It is known that visual stimuli are encoded by the concerted activity of large populations of neurons in visual cortical areas. However, it is only recently that recording techniques have been made available to study such activations from large ensembles of neurons simultaneously, with millisecond temporal precision and tens of microns spatial resolution. I will present data from voltage-sensitive dye (VSD) imaging and multi-electrode recordings (“Utah” probes) from the primary visual cortex of the cat (V1). I will discuss the relationship between two fundamental cortical maps of the visual system: the map of retinotopy and the map of orientation. Using spatially localized and full-field oriented stimuli, we studied the functional interdependency of these maps. I will describe traveling and standing waves of cortical activity and their key role as a dynamical substrate for the spatio-temporal coding of visual information.
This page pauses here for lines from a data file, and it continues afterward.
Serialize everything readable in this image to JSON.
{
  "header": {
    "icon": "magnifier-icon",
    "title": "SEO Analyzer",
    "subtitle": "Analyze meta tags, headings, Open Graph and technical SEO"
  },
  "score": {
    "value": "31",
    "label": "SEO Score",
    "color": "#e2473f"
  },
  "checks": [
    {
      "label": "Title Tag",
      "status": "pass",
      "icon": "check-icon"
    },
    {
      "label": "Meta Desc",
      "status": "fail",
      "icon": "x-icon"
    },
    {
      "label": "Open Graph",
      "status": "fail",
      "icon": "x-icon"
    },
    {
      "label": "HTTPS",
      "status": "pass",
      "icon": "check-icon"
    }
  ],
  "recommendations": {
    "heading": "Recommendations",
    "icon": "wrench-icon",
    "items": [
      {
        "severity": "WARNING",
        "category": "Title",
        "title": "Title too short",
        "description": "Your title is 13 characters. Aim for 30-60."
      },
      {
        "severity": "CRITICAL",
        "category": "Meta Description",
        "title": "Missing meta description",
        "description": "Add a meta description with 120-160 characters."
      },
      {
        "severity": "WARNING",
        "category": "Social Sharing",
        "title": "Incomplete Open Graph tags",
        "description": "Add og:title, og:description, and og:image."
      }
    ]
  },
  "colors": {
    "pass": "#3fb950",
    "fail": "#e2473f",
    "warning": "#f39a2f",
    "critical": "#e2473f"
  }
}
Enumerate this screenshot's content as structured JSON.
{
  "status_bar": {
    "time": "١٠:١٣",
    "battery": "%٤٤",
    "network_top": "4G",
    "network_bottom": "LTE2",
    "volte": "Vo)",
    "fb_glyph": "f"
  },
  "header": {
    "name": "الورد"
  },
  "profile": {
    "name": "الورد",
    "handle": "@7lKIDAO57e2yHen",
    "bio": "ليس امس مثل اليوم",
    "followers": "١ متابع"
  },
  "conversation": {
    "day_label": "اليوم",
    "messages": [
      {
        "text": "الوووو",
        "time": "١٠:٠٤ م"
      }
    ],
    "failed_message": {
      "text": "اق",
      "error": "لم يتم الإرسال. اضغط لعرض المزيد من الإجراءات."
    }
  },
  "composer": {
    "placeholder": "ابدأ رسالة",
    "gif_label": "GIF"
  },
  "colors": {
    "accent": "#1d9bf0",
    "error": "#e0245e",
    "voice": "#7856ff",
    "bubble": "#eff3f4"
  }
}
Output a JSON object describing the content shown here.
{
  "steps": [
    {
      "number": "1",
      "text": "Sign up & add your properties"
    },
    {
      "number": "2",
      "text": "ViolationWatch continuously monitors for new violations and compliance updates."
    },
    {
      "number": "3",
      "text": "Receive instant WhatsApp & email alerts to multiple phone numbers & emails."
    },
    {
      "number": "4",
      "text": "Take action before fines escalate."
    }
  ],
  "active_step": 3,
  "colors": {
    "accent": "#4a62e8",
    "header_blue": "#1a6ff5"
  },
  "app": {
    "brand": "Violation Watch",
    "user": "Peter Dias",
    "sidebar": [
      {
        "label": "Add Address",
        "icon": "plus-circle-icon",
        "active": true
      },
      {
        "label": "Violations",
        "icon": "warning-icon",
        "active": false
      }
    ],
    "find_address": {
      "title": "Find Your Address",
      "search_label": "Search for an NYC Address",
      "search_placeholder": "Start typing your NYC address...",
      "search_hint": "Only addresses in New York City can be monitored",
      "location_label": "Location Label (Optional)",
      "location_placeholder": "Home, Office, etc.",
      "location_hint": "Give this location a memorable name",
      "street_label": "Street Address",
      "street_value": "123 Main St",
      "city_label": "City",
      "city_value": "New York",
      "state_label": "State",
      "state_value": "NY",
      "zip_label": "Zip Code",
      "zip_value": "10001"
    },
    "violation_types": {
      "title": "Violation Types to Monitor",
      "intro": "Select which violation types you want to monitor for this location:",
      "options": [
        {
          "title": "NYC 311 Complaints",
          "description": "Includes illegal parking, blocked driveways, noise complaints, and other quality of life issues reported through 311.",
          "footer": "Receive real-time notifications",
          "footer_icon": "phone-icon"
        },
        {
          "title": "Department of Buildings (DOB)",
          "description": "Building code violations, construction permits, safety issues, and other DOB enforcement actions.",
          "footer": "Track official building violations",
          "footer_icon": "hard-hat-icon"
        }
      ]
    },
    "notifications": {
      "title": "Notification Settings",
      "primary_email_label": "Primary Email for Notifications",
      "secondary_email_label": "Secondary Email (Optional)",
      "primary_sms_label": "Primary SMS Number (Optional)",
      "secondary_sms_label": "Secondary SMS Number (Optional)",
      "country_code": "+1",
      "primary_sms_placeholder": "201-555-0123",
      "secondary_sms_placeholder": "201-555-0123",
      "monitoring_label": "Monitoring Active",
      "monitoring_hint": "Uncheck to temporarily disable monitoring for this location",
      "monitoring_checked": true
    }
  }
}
I will further discuss the properties of the spatio-temporal code in the context of continuous visual stimulation. While recording population responses to a sequence of oriented stimuli, we asked how responses to individual stimuli summate over time. We found that such rules are mostly linear, supporting the idea that spatial and temporal codes in area V1 operate largely independently. However, these linear rules of summation fail when the visual drive is removed, suggesting that the visual cortex can readily switch between a dynamical regime where either feed-forward or intra-cortical inputs determine the response properties of the network.